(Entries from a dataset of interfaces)
Start of Block

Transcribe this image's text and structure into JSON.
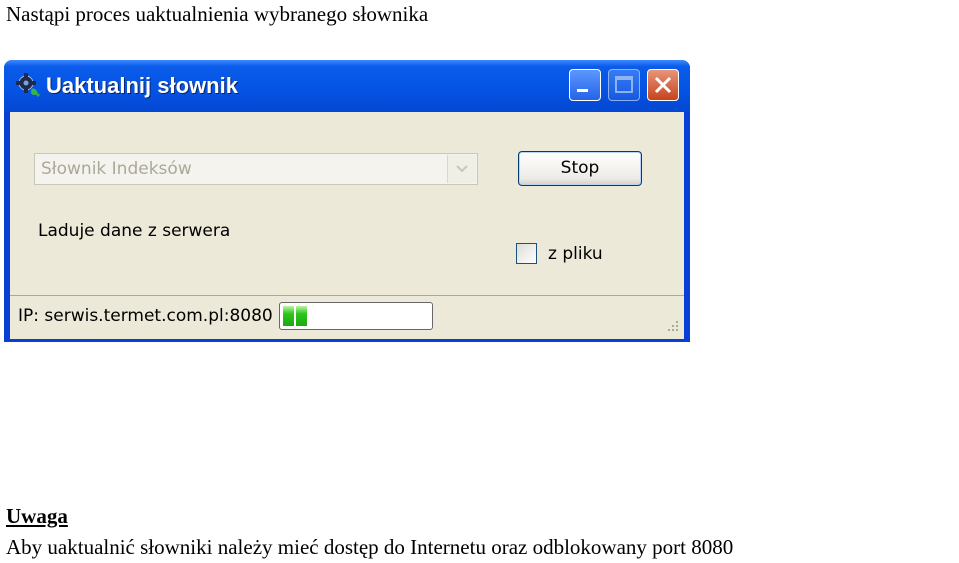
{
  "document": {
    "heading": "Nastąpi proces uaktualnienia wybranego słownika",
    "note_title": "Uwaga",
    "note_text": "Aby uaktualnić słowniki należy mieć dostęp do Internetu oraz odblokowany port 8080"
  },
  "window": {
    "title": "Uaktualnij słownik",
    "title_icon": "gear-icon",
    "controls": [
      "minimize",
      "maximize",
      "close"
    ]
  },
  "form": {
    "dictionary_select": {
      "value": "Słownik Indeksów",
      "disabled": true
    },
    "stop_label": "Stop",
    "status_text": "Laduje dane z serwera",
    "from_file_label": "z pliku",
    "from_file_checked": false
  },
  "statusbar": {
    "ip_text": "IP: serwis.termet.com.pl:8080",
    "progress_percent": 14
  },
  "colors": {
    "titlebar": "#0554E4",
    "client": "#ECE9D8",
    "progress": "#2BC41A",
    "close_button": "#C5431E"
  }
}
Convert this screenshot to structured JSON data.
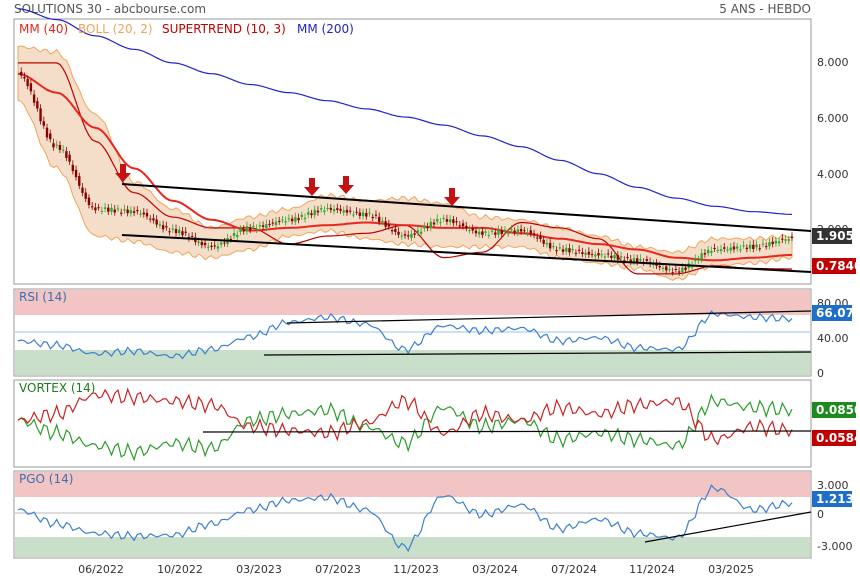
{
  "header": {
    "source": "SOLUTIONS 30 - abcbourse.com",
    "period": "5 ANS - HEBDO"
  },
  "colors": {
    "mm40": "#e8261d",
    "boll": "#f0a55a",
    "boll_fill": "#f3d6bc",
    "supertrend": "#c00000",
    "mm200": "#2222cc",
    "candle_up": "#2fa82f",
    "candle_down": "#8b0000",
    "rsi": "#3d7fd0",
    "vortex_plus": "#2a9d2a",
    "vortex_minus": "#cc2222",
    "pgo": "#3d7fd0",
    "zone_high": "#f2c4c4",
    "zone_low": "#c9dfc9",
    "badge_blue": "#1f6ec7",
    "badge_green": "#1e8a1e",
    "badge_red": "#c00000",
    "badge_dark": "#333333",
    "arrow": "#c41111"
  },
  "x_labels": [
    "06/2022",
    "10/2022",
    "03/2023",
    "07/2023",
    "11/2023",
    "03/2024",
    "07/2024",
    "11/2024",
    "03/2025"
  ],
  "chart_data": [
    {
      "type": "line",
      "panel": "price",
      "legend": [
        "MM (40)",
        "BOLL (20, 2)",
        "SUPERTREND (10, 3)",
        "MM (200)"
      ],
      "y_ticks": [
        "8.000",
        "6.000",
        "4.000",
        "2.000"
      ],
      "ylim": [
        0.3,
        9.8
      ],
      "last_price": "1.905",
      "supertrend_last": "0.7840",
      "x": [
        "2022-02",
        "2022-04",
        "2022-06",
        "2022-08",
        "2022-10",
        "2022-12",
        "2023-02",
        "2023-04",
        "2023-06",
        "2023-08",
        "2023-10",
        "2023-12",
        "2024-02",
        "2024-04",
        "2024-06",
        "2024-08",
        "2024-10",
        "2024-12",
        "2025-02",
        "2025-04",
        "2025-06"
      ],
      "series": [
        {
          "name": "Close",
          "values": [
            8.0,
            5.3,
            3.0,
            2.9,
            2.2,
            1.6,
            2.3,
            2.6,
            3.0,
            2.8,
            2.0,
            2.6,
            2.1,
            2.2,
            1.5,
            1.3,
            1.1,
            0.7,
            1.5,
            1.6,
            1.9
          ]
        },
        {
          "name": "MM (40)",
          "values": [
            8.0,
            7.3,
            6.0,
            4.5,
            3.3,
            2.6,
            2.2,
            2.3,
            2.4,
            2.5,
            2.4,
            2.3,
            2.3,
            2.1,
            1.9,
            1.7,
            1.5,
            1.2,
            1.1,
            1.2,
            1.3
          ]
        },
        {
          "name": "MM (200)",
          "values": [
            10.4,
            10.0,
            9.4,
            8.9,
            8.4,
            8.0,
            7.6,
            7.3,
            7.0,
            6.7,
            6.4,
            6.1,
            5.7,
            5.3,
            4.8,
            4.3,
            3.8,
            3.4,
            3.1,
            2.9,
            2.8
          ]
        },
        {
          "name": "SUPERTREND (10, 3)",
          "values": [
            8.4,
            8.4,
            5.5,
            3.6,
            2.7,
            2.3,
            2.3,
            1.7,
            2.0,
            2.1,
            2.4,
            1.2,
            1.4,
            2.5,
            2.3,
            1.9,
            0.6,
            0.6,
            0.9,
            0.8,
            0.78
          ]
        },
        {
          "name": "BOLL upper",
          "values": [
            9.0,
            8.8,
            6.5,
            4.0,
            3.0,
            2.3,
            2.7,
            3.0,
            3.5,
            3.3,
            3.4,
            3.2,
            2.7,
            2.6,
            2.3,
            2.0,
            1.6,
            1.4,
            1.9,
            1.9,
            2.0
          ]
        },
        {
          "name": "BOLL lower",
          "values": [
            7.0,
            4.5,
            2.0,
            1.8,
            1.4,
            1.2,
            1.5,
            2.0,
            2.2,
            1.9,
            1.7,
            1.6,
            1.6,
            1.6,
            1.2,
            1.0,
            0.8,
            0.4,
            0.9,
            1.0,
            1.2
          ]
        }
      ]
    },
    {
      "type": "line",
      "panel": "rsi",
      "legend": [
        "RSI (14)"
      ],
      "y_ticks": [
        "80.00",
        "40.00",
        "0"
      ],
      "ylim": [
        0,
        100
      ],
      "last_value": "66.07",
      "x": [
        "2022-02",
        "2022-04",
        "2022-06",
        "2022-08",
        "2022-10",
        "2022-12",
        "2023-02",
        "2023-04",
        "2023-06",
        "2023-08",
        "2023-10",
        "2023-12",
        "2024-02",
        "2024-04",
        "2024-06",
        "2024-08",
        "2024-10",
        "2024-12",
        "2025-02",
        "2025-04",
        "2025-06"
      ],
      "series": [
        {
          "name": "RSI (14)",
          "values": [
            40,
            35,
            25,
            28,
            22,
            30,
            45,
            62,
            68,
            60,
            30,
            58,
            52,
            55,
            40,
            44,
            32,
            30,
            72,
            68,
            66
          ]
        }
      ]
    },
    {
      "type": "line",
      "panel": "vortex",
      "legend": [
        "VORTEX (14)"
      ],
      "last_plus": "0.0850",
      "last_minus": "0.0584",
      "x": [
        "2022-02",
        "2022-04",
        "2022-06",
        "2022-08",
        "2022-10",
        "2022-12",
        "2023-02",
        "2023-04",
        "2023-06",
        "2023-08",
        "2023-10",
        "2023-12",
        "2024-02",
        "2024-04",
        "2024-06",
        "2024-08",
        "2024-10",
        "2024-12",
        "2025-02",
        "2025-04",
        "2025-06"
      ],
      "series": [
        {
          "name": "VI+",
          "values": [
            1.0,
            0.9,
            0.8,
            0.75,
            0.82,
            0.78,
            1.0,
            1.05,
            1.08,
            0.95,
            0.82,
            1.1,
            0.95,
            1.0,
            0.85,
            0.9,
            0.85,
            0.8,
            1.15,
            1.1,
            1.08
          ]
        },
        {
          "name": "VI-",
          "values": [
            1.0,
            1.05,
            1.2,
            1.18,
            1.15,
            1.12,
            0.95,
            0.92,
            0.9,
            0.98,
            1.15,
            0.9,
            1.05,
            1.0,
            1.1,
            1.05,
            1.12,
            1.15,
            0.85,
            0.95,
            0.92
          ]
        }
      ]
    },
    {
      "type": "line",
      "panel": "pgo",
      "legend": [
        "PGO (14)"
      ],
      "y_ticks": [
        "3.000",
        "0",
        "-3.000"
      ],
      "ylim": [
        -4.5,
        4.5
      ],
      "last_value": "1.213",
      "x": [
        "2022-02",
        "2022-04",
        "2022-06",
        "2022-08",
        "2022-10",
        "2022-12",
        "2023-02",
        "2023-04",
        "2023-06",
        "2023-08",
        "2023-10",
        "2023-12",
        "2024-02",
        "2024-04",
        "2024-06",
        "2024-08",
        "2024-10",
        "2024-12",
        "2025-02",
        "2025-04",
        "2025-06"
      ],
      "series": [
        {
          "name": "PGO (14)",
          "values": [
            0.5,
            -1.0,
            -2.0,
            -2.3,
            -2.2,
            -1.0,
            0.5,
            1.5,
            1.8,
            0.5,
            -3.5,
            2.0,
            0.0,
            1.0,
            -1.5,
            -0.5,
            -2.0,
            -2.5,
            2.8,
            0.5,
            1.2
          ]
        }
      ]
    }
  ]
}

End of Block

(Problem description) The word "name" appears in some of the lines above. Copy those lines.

(Expected answer)
          "name": "Close",
          "name": "MM (40)",
          "name": "MM (200)",
          "name": "SUPERTREND (10, 3)",
          "name": "BOLL upper",
          "name": "BOLL lower",
          "name": "RSI (14)",
          "name": "VI+",
          "name": "VI-",
          "name": "PGO (14)",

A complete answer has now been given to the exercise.